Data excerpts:
----
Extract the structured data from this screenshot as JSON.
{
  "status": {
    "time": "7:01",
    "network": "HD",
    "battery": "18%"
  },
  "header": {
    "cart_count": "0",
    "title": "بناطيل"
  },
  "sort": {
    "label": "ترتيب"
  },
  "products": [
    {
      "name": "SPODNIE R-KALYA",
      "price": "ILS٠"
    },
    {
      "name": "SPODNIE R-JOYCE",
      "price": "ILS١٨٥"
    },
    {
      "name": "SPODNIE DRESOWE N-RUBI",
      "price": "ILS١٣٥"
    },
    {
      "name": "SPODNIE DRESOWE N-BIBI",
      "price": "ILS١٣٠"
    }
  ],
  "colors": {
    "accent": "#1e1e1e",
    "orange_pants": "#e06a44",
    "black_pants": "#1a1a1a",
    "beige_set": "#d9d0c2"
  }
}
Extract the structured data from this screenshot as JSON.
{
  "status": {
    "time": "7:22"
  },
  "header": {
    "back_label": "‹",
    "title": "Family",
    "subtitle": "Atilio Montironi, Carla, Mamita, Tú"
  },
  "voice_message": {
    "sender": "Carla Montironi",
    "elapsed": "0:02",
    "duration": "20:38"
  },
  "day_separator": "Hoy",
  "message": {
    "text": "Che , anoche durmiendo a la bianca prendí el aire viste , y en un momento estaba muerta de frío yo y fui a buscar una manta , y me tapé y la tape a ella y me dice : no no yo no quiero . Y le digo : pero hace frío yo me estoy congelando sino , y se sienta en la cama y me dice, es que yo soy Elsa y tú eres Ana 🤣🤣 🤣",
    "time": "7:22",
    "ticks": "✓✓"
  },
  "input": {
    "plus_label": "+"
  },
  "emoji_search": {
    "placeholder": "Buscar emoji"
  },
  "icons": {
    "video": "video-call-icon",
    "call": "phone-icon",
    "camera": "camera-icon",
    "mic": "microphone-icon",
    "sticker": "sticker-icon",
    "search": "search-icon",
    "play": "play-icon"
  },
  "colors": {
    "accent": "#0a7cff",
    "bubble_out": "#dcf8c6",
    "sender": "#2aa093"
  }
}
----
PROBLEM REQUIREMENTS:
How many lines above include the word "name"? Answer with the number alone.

TASK OUTPUT:
4